Cocca shares more about her research on female superheroes in comics and pop culture:

Your research addresses the fact that females in comics are underrepresented and stereotyped. What, in your opinion, is the root cause, historically?
The root cause is structural and institutional sexism (compounded by racism, heterosexism, and ableism), such that women have been being systematically devalued and discriminated against. In comics, this has manifested as writers, artists, editors, and publishers — whether they intended to or not — repeatedly over-representing and centering heroic and nuanced white male characters, and under-representing, sidelining, and stereotyping everyone else.

Through your research and analysis of 70+ years of women as superheroes, what stands out most to you as we enter a new age of a better understanding of equality, diversity, and inclusivity?  
We need to make sure to look at both qualitative and quantitative change. The recent increases in diverse and nuanced representations are both heartening and significant, but these changes are still mostly on the margins. Superheroes (and those who produce them) remain overwhelmingly white, male, nonqueer, nondisabled, etc. So as comics writer Kelly Sue DeConnick has said many times, “Nobody sit down. We’re not done yet.”
What are your hopes for the future of comics as associated with gender, sexuality, race, class, religion, national origin, age, and disability?
I would hope to see more diversity, inclusion, and equity both behind the scenes and on the page. Authentic, diverse representations benefit all of us, because all of us need to see that anyone can be a hero.
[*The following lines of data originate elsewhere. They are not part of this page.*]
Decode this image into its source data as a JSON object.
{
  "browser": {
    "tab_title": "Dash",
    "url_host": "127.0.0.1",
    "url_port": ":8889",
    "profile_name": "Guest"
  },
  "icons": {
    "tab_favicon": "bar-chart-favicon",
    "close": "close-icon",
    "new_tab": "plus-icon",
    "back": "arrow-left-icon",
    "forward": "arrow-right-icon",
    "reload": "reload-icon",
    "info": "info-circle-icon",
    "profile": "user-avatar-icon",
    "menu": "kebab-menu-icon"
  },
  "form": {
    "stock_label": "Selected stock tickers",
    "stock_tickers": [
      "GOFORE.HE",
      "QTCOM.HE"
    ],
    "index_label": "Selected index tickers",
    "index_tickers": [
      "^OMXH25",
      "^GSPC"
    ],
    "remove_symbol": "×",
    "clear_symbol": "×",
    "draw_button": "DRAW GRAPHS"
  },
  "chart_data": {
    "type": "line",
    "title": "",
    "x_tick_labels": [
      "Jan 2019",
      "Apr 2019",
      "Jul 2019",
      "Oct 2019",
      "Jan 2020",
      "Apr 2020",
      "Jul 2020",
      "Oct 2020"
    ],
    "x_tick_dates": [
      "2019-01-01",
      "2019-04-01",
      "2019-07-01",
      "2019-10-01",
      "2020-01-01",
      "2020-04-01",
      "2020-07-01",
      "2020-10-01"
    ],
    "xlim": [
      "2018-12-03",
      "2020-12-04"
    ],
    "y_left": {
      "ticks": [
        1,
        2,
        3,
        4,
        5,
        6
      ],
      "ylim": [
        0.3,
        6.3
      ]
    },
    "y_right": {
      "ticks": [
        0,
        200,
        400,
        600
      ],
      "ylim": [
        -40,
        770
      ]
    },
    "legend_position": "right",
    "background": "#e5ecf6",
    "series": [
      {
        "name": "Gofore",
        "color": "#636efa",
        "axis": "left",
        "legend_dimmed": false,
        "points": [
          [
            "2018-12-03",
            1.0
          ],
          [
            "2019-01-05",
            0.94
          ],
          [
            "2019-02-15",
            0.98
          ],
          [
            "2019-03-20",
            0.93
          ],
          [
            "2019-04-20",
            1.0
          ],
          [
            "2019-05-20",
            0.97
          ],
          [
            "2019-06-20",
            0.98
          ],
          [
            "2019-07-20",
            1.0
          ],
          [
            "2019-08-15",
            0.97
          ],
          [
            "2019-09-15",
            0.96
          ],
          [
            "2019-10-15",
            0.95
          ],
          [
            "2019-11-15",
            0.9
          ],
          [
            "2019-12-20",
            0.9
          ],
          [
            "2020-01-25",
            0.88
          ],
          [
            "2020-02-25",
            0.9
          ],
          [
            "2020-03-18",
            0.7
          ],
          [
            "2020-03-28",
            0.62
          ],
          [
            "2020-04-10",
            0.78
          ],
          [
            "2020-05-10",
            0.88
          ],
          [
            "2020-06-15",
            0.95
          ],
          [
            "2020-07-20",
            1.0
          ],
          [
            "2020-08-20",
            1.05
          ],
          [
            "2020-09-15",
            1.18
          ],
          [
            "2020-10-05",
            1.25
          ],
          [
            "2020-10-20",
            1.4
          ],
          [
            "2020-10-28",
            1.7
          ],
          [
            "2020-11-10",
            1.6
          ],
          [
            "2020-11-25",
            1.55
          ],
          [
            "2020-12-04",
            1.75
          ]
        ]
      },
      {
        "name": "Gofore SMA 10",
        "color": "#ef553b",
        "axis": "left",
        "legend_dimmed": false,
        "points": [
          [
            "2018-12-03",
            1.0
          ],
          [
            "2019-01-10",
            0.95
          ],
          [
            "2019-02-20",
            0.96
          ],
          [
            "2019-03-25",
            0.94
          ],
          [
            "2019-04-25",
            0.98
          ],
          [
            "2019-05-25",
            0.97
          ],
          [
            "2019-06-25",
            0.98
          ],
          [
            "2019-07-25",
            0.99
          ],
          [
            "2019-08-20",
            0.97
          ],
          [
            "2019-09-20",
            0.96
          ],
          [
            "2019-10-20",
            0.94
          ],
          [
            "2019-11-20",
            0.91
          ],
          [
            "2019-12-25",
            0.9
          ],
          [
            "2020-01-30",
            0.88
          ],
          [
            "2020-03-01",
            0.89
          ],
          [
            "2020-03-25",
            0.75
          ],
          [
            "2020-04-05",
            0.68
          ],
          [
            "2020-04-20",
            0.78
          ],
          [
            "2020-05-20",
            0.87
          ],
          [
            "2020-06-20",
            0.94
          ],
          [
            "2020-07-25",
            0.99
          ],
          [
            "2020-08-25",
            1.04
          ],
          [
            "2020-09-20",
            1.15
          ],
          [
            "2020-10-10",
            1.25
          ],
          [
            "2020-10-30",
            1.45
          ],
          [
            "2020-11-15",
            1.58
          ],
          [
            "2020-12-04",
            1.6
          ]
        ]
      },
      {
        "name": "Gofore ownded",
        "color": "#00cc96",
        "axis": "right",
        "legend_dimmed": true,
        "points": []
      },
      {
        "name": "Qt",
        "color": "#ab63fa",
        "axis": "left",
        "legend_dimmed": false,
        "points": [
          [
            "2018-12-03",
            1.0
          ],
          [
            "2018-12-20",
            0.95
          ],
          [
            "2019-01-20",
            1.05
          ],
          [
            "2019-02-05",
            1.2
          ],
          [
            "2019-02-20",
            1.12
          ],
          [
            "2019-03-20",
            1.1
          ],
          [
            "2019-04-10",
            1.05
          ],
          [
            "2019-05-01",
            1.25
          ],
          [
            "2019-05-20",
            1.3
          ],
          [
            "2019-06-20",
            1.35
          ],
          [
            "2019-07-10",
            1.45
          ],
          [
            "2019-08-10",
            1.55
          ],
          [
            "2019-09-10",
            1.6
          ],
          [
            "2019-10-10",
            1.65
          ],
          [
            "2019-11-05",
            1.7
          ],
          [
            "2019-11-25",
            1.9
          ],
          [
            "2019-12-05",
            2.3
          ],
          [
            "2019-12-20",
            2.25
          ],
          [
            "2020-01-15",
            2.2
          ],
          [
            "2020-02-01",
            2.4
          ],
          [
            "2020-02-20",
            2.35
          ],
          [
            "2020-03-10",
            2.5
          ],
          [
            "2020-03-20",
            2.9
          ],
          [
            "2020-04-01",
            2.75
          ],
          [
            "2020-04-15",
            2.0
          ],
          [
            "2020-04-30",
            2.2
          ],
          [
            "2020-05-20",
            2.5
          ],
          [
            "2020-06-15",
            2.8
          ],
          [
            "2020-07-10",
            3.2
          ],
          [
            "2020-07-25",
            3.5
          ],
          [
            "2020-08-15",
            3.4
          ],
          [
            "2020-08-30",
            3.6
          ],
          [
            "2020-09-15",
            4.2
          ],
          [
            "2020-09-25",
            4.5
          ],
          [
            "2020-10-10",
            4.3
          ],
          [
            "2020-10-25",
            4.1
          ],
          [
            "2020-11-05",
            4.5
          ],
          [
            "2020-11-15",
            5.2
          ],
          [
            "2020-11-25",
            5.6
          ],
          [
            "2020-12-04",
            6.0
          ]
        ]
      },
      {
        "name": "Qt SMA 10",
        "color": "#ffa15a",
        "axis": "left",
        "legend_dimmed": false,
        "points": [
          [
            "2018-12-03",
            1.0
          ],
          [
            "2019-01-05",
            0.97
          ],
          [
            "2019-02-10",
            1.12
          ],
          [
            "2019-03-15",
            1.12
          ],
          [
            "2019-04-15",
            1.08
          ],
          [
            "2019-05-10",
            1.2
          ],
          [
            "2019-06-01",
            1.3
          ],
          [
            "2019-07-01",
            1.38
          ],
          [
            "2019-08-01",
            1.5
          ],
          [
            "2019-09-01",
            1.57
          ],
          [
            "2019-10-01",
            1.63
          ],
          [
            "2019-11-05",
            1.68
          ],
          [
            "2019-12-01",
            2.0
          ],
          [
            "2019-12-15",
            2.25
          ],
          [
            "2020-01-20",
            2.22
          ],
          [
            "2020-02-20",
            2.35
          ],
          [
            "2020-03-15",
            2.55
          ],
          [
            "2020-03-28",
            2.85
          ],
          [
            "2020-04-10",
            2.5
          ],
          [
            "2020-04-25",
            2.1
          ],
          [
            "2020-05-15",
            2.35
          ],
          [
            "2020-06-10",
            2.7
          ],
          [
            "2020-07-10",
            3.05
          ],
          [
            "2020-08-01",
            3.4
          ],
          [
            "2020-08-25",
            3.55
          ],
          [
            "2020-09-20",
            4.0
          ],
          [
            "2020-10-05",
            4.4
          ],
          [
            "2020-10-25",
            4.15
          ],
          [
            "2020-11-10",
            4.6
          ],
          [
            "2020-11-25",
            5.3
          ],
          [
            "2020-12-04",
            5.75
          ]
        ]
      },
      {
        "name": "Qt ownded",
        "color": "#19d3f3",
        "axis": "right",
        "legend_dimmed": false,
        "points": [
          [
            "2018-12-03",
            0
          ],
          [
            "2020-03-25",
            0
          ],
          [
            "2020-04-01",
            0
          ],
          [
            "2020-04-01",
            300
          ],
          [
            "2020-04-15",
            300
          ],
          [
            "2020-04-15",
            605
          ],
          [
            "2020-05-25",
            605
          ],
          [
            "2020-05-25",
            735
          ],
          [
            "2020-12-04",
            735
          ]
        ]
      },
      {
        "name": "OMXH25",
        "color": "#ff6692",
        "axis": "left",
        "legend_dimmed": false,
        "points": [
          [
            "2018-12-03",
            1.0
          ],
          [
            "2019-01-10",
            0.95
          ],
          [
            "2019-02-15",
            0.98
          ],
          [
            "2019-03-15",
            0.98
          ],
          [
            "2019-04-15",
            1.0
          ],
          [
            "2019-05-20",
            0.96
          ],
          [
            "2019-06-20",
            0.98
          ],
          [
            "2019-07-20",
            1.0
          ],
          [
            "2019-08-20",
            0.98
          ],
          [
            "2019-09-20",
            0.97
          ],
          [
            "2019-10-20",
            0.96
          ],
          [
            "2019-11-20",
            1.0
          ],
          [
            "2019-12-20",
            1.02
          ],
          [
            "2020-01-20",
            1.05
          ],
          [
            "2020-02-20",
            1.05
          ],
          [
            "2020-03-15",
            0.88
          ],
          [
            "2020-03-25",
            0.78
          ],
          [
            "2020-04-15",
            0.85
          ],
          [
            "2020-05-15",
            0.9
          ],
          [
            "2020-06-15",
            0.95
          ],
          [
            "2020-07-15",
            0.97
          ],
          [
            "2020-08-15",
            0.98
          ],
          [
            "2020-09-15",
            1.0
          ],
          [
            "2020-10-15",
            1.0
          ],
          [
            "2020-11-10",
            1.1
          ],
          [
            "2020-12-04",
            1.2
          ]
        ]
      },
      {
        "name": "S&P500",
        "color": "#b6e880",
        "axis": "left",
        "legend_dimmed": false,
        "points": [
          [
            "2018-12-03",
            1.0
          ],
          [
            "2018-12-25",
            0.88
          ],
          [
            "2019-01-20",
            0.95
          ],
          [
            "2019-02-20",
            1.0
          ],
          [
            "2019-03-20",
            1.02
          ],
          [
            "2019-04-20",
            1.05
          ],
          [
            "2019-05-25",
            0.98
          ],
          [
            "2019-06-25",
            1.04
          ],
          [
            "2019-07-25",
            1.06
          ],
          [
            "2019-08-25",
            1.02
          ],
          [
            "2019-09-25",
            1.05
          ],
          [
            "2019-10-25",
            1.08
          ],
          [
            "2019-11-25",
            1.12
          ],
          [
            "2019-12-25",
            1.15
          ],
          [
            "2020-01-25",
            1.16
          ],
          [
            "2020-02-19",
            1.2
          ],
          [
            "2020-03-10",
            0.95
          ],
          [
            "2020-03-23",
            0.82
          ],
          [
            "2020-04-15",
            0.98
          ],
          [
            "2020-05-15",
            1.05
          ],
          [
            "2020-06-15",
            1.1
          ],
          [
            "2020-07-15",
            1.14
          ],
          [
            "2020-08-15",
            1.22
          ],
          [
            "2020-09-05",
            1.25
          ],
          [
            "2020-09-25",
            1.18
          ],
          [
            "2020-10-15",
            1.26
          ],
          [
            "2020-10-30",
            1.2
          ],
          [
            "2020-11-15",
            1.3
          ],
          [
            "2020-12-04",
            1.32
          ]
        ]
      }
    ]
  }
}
In your article “Negotiating the Third Wave of Feminism in Wonder Woman” you talk about female representation (and the contradictions within characters) that provide an interactive forum for discourse about the politics of gender. How can this bring about an engaged community — one that demands change?
In that article and elsewhere I talk about comic characters as being like interactive public spheres — sites through which we can negotiate various issues. This could be in letter columns, in website forums and comment areas, on social media, at comic shops and libraries, at movie theaters, and at conventions. Readers can engage with each other and with those who produce the characters about gender and power, for instance. Having diverse voices in these spaces can serve an educative function, can disrupt traditional assumptions and stereotypes, and can allow for like-minded people to make connections and advocate collectively for more equitable possibilities.
How did you feel when you won the comics industry’s Eisner Award and accepted it at San Diego Comic-Con in 2017?
I was surprised, overwhelmed, and then nervous about having to go up onto the stage! The best thing about the experience was that I got to publicly thank my “+1” that night — my mom — not only for enabling me to write the book that won the award, but also for being the real-life superwoman who inspires me to try my best to be good and to do good.